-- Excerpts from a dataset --
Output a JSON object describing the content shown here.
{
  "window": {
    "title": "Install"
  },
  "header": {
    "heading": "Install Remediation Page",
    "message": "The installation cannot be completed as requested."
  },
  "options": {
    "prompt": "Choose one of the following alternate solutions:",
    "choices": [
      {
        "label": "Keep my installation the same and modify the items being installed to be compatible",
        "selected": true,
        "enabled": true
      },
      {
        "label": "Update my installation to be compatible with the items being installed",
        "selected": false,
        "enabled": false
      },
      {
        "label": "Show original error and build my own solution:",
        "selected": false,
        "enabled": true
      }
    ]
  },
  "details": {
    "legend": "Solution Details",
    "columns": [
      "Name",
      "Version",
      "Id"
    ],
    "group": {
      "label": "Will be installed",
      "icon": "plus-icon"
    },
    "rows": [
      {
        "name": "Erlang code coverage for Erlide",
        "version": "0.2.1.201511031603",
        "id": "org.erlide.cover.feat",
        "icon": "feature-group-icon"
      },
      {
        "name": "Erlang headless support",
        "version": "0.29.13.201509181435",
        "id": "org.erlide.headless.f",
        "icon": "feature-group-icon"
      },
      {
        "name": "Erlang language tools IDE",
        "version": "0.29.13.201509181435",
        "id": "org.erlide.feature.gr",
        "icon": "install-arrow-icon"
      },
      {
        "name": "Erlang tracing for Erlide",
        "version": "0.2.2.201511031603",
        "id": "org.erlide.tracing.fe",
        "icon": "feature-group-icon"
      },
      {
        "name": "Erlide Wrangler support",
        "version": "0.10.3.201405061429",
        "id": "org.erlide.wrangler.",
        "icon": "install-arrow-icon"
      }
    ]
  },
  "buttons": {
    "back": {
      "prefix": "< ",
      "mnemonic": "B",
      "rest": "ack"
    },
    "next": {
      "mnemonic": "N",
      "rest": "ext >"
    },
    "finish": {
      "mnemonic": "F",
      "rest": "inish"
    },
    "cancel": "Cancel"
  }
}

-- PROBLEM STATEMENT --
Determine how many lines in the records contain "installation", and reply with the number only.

-- EXERCISE OUTPUT --
3